Let us speak of sunsets and the time just after the sun has gone. Here is one of those images. …
Usually, I like clouds to grab the light from the sun as it slips over the horizon and out of my view, but it lights the remaining, high altitude, clouds very nicely. … On this evening, there were no clouds. I was a little disappointed for the nonce, because I always think about what I am planning to shoot before I head out to shoot. … The weather chose to ignore my planing, and the sky remained cloudless. …
Still, I looked at the sky, and what was there, and I thought it beautiful.
Some of the first, easily noticed, spring flowers are the Silver Lupins that pop up. … They are mostly noticeable because they are purple/blue, and stand out from the normally dusty colors of Southern California.

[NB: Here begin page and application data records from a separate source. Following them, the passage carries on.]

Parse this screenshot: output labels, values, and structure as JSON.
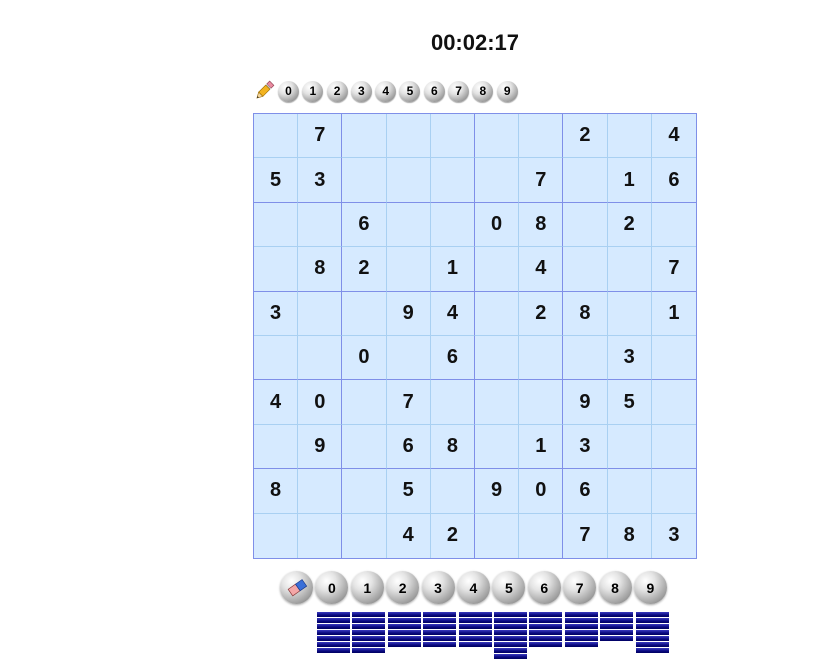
{
  "timer": "00:02:17",
  "pencil_digits": [
    "0",
    "1",
    "2",
    "3",
    "4",
    "5",
    "6",
    "7",
    "8",
    "9"
  ],
  "big_digits": [
    "0",
    "1",
    "2",
    "3",
    "4",
    "5",
    "6",
    "7",
    "8",
    "9"
  ],
  "icons": {
    "pencil": "pencil-icon",
    "eraser": "eraser-icon"
  },
  "colors": {
    "cell_bg": "#d6eaff",
    "thin_line": "#a9d0f2",
    "block_line": "#7f8fe8",
    "bar": "#0a0a80"
  },
  "grid": [
    [
      "",
      "7",
      "",
      "",
      "",
      "",
      "",
      "2",
      "",
      "4"
    ],
    [
      "5",
      "3",
      "",
      "",
      "",
      "",
      "7",
      "",
      "1",
      "6"
    ],
    [
      "",
      "",
      "6",
      "",
      "",
      "0",
      "8",
      "",
      "2",
      ""
    ],
    [
      "",
      "8",
      "2",
      "",
      "1",
      "",
      "4",
      "",
      "",
      "7"
    ],
    [
      "3",
      "",
      "",
      "9",
      "4",
      "",
      "2",
      "8",
      "",
      "1"
    ],
    [
      "",
      "",
      "0",
      "",
      "6",
      "",
      "",
      "",
      "3",
      ""
    ],
    [
      "4",
      "0",
      "",
      "7",
      "",
      "",
      "",
      "9",
      "5",
      ""
    ],
    [
      "",
      "9",
      "",
      "6",
      "8",
      "",
      "1",
      "3",
      "",
      ""
    ],
    [
      "8",
      "",
      "",
      "5",
      "",
      "9",
      "0",
      "6",
      "",
      ""
    ],
    [
      "",
      "",
      "",
      "4",
      "2",
      "",
      "",
      "7",
      "8",
      "3"
    ]
  ],
  "digit_remaining_bars": [
    7,
    7,
    6,
    6,
    6,
    8,
    6,
    6,
    5,
    7
  ]
}
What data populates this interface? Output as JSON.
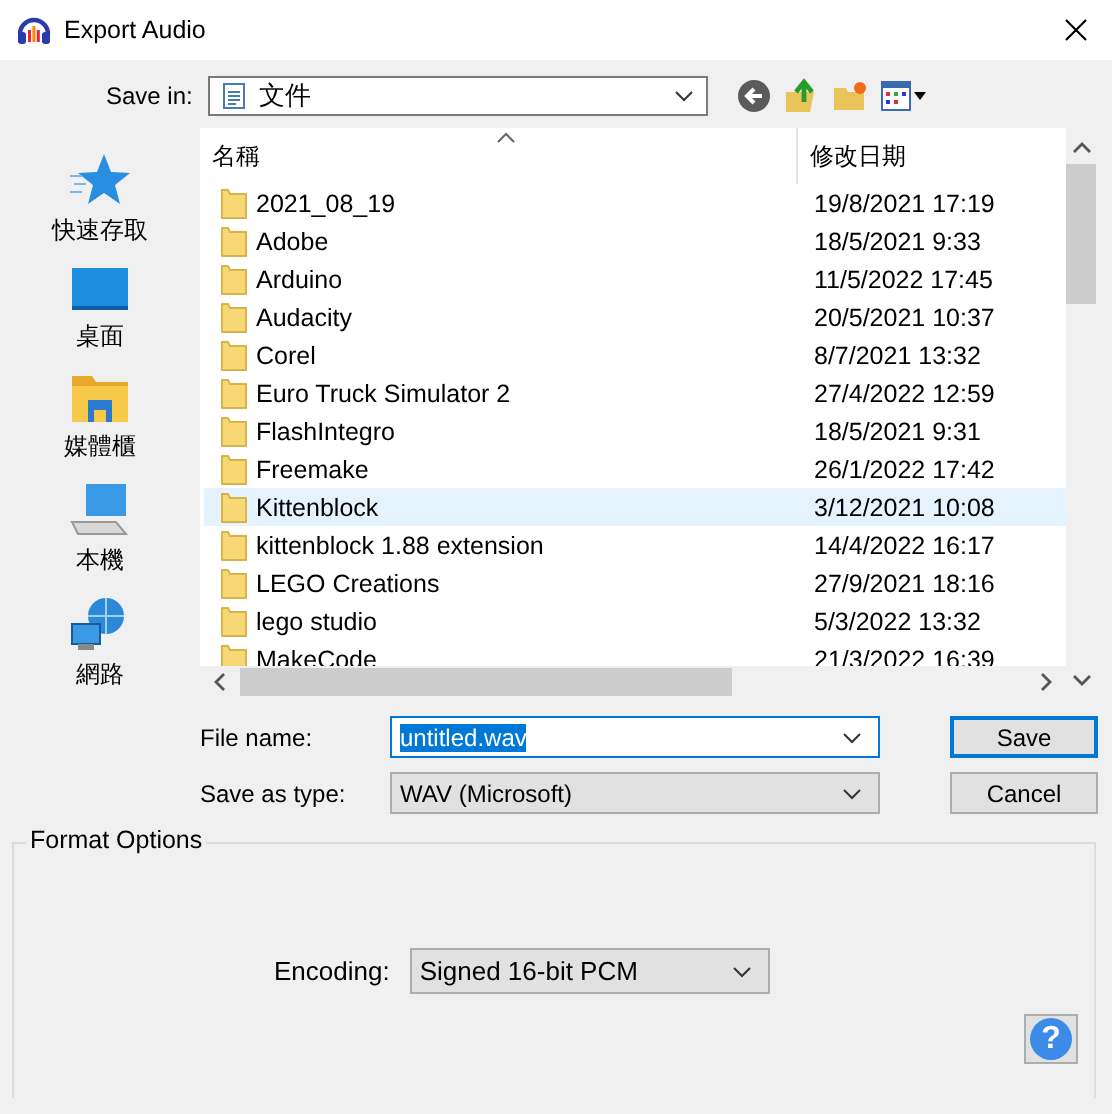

This plant jumped up on a firebreak along Tecolote Canyon after our most recent rain.
Lupinus albifrons, Silver lupine, white-leaf bush lupine, or evergreen lupine, is a species of lupine (lupin). It is native to California and Oregon, where it grows along the coast and in dry and open meadows, prairies, and forest clearings. It is a member of several plant communities, including coastal sage scrub, chaparral, northern coastal scrub, foothill woodland, and yellow pine forest.
These two images were taken exactly seven minutes apart, on the same day, December 10, 2011, in Ocean Beach California.
It was my intent to wait until the moon got as low as it could, so that I could capture the Moon, the Pier, and the Surf, with maybe a little sand. Alas, it did not come to pass. We are all limited by external forces. 😉
I got there early, and used my compass and “The Photographers Ephemeris” on my iPhone to plot where the moon would actually set. The Moon would eventually set just right of center in these two images, if it could be seen.
That was the problem. I had forgotten to consider that the eclipsed moon is very dark, in contrast to the dawning sky. … So, as the sky lightened, the moon faded away. It faded away long before it even got to the fog bank that you can easily see in the second image.
I find it very interesting to open both these images in two separate tabs of my web browser then use my arrow keys to jump quickly from one image to the other to compare the height of the moon, and the lightness of the sky.
Sunsets have always grabbed my attention. Many people see them as signaling the end of the day. For me, they are the bringers of the night, but more important, they open my eyes.
Sounds a little silly, but, the night is full of many amazing things to see and hear. There are sounds, stars, the moon, lights, living things, almost all of which, can only seen at night.
The night sky opens our minds to the immensity of the Universe. As the sunset colors fade through twilight, and afterglow, the distances of the Universe open the consciousness for those that gaze upon the deeps. The very closest thing we can see at night in the sky, is the 238,857 miles away moon, and we can see way beyond that. The most distant object visible to the naked eye is M31, the Andromeda Galaxy, which is about 2 million light-years distance.
In between those two objects is a huge space filled with untold, and unimaginable, objects. That huge space is only a minuscule portion of the Universe.
How can looking at such things not open our minds?